Is the network vulnerable to outages?
- Most sites are equipped with a standby generator and 8 hour battery backup systems, redundant HVAC systems, entry control and alarm, and fire detection systems.
Can you enhance radio coverage?
- To improve street level/in-building portable radio coverage, beyond the network’s current capability, may require the user to purchase additional equipment (e.g., infrastructure, repeaters, etc.) to enhance reception.
Are communications encrypted?
- Radios can be programmed for encrypted communication. The user is responsible for ensuring their radios and equipment are compatible.
Who is eligible to be on the Network?
- Municipalities & public safety providers:
- Law Enforcement
- Fire Departments
- Public Works
- Emergency Response Teams
- Other Public Safety Supporters
Click the links to see maps listing current users who are “Live” on the CLMRN.
CLMRN User Group Survey
Feedback is important and benefits the whole group. Here’s what we learned from a recent survey:
- 77% reported improved interoperability with other users.
Users on their experience working with CTS Engineers –
- "They were very informative and provided detailed information about the transition throughout the change over."
- "Extremely helpful and responsive. Especially when called upon during critical incident."
Click to view a summary of the results:
Interoperability License Agreement
CTS is Making Interoperability a Reality. The State does not charge a fee for municipalities and public safety providers to join the CLMRN. The License Agreement offers written assurances for a multi-year period that outlines the responsibilities and expectations set for public safety partners to join the network. Contact us if you’d like a draft agreement for your organization. Click to review a draft of the License Agreements.
Land Mobile Radio Resources
Cybersecurity and Infrastructure Security Agency (CISA) videos:
SAFECOM Guidance on Emergency Communications Grants
- Fiscal Year 2023 Grant Guidelines
- Frequently Asked Questions: Understanding Project 25 Standards and Compliance
- SAFECOM and NCSWIC White Paper - LLA and LLE: Are You Really Secure?
- SAFECOM and NCSWIC White Paper - PAGING: A VITAL LINK FOR PUBLIC SAFETY
- SAFECOM and NCSWIC White Paper - LMR for IT Professionals
- SAFECOM and NCSWIC White Paper - Interoperability Business Case: An Introduction to Ongoing Local Funding (April 2023)
SAFECOM and NCSWIC Resources
CTS Technical Advisory Bulletins (TABs)
- Emergency Response Radio Coverage Enhancement (Interim, 27Feb23)
o Design Checklist
o Pre-Acceptance Testing Pre-Requisites
o BDA Site Acceptance Testing Checklist
o BDA Annual Testing Checklist
- ISSI/CSSI Interface Limitations (25Jan23)
- Vehicle Installation (25Jan23)
- Subscriber Equipment and Options (21Jan23)
Next Step: Contact Us
Joining the CLMRN requires more than just flipping a switch.

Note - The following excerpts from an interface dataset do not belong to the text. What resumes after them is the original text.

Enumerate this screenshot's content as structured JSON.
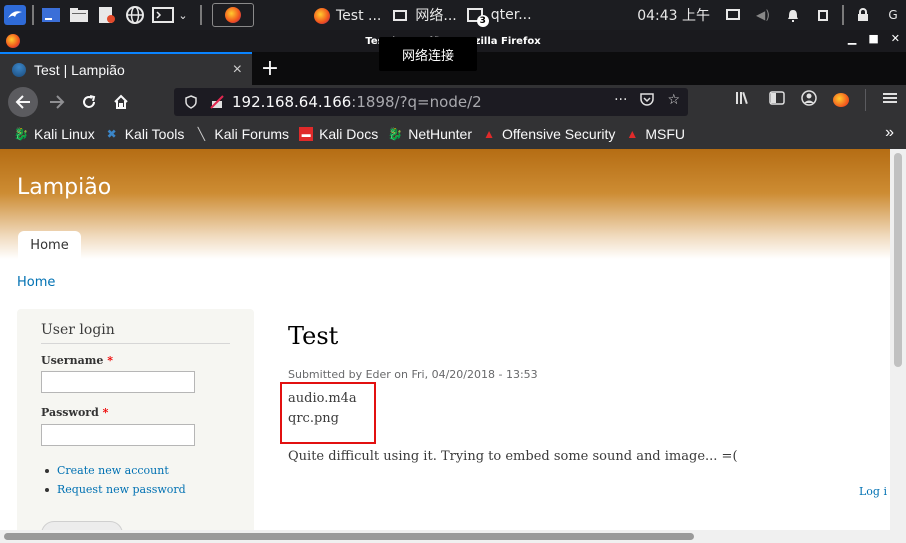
{
  "taskbar": {
    "tasks": [
      {
        "label": "Test ..."
      },
      {
        "label": "网络..."
      },
      {
        "label": "qter..."
      }
    ],
    "terminal_badge": "3",
    "clock": "04:43 上午"
  },
  "window": {
    "title": "Test | Lampião - Mozilla Firefox",
    "tooltip": "网络连接"
  },
  "tab": {
    "label": "Test | Lampião",
    "close_glyph": "×",
    "new_tab_glyph": "+"
  },
  "url": {
    "host": "192.168.64.166",
    "rest": ":1898/?q=node/2",
    "more_glyph": "···"
  },
  "bookmarks": [
    {
      "label": "Kali Linux",
      "icon": "kali-dragon-icon",
      "color": "#e8543c"
    },
    {
      "label": "Kali Tools",
      "icon": "kali-tools-icon",
      "color": "#3b86c8"
    },
    {
      "label": "Kali Forums",
      "icon": "kali-forums-icon",
      "color": "#cfcfcf"
    },
    {
      "label": "Kali Docs",
      "icon": "kali-docs-icon",
      "color": "#e02a2a"
    },
    {
      "label": "NetHunter",
      "icon": "nethunter-icon",
      "color": "#e8543c"
    },
    {
      "label": "Offensive Security",
      "icon": "offsec-icon",
      "color": "#e02a2a"
    },
    {
      "label": "MSFU",
      "icon": "msfu-icon",
      "color": "#e02a2a"
    }
  ],
  "bookmarks_more": "»",
  "site": {
    "name": "Lampião",
    "primary_tab": "Home",
    "breadcrumb": "Home",
    "accent": "#0071b3"
  },
  "login": {
    "title": "User login",
    "username_label": "Username",
    "password_label": "Password",
    "required_mark": "*",
    "links": [
      "Create new account",
      "Request new password"
    ],
    "block_link": "Log i"
  },
  "node": {
    "title": "Test",
    "submitted": "Submitted by Eder on Fri, 04/20/2018 - 13:53",
    "line1": "audio.m4a",
    "line2": "qrc.png",
    "paragraph": "Quite difficult using it. Trying to embed some sound and image... =("
  }
}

It’s important to note that any radios or dispatch consoles that you want to access the network must be compatible with the CLMRN. The best way to determine if you are eligible to join the CLMRN is to reach out and set up a conference call with the CTS team.
Division of Statewide Emergency Telecommunications
1111 Country Club Road
Middletown, CT 06457
Clayton Northgraves, Director of Emergency Telecommunications
Scott Wright, Senior Telecommunications Engineer